I’ve also decided what I’m going to do during my streak.  I’m going to focus my efforts this year on the various novel series I already have going.  I’ve set up a calendar of novels and deadlines because I work best to deadlines.  Most of these books are already outlined.  I intend to use weekends for short story writing so that my short story submissions don’t fall behind and because shorts are awesome.  One and done.  One day (sometimes two) and I’m finished.  They are very satisfying.  When stuck in the middle of a novel, it is nice to remember what finishing something feels like, so I like to do short stories to mix things up.

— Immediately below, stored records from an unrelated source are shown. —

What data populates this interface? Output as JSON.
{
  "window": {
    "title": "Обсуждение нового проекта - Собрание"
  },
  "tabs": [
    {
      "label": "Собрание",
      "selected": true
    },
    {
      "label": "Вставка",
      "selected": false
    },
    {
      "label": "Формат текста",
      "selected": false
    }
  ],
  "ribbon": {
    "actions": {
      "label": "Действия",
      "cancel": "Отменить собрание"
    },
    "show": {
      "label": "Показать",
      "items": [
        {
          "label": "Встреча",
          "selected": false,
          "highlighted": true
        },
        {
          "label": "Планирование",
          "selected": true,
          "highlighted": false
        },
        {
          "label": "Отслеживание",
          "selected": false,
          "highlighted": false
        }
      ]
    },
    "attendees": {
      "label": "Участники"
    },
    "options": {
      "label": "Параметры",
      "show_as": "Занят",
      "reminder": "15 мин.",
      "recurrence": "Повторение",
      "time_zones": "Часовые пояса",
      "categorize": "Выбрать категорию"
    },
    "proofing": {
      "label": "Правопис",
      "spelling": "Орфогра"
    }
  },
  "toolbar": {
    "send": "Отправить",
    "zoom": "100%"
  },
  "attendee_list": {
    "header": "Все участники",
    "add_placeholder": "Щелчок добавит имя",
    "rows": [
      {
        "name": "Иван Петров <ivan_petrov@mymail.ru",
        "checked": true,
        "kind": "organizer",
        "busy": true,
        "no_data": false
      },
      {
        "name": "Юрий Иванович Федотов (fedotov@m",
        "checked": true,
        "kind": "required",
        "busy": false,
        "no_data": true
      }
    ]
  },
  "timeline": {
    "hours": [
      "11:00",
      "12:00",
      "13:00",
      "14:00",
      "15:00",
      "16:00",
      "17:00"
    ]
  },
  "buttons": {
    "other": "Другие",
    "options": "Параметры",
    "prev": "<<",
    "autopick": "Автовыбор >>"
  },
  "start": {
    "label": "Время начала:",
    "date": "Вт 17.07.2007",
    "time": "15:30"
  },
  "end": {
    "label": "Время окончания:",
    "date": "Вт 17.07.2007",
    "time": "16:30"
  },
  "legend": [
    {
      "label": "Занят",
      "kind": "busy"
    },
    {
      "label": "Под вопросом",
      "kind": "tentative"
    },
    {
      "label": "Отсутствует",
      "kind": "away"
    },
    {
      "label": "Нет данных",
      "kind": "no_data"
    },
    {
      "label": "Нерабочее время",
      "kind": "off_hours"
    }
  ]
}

So here’s the rough deadline schedule:

Wrath (Pyrrh Considerable Crimes Division Book 2): March 19th

The Raven King (Cymru that Could Be: Book 2): April 29th

Delilah in Paradise: June 10th

Beyond Casimir (Lorian Archive: Book 2): July 22nd

Casimir Rising (Lorian Archive: Book 3): September 2nd

Hunger (Pyrrh Considerable Crimes Division Book 3): September 23rd

The City is Still Hungry (A Remy Pigeon mystery): November 4th

Vainglory (Pyrrh Considerable Crimes Division Book 4): November 25th

Delilah in Hell: December 30th

The Slow Beat Down (A Remy Pigeon mystery): February 10th, 2012

Sindra’s Storm (possibly a duology): March 23rd, 2012

So that’s the schedule.  Unless, of course, a giant wrench gets thrown in it due to either success (like a contract or two) or disaster (but hey, I could still type in a hospital bed, so I’m good, right?).  And of course keep the streak up and hopefully get 52 stories written and submitted.  I’ve done two shorts so far this year.  I’m a little behind.

Go go gadget streak writer *grin*

2010 Recap

This is the obligatory post where I look at my goals from last year and then see where I stand on them now, a year later.

Goal 1. Write 4 novels and submit them
Well, I have three submitted. So that’s not a total fail. I’m short one novel, but will have it ready by Feb.

Goal 2. Have at least 30 short stories in my folders and keep them out on markets until they sell or have nowhere to go
This is a win. I have over 30 short stories in my folders and have been pretty good about keeping them out until they sell (and some have even sold, crazy!).

Goal 3. Finish everything I start
This is a fail for a couple reasons. I started a Middle Grade novel back in June, got about 12k words into it, and quit. I don’t know if I’ll return to it because I just wasn’t feeling the love with the story. I mean, I like the story, but I wasn’t so keen on that whole “middle grade” thing and kept wanting to do horrible things that young people probably don’t want to read about. So it might turn into a weird novella for e-publishing.
I also decided to work on beginnings this fall and toward that end started a bunch of short stories without finishing them. I will finish them at some point (probably during the story a week challenge next year).

Goal 4. Submit everything I finish
Win. I’ve been crazy good about getting stuff into the mail.

Goal 5. Keep track of receipts and other things for taxes (I was abominable about it this last year, sigh)
Mostly a win. I know I’ve lost track of some receipts and I wasn’t sure about what counted or not for others, but I’ve done a pretty good job of keeping track of the big stuff (putting it all into a spreadsheet soon is going to be scary. I don’t want to think about how much money I’ve spent at the post office and on workshops etc…).

Goal 6. Try writing at least three things outside my genre comforts (mystery, horror, erotica, something…)
Win. I wrote an entire mystery novel, I’ve been messing around with erotica, and I’m about to start a romance novel. I’ve definitely been writing outside the comfort zone.

Goal 7. Keep going, never look back, never surrender and all that
Well, I haven’t given up yet :)

Basically, I did pretty well this year. I sold three short stories, got a Semi-finalist in the Writers of the Future contest, learned how to put stuff up on Kindle, and wrote almost 350,000 words. I missed my word count goal by about 100,000 but I ran into snags this year that I couldn’t foresee, so I don’t feel that annoyed. I got a lot done, by any measure. And next year is going to be even bigger. I’m just getting warmed up.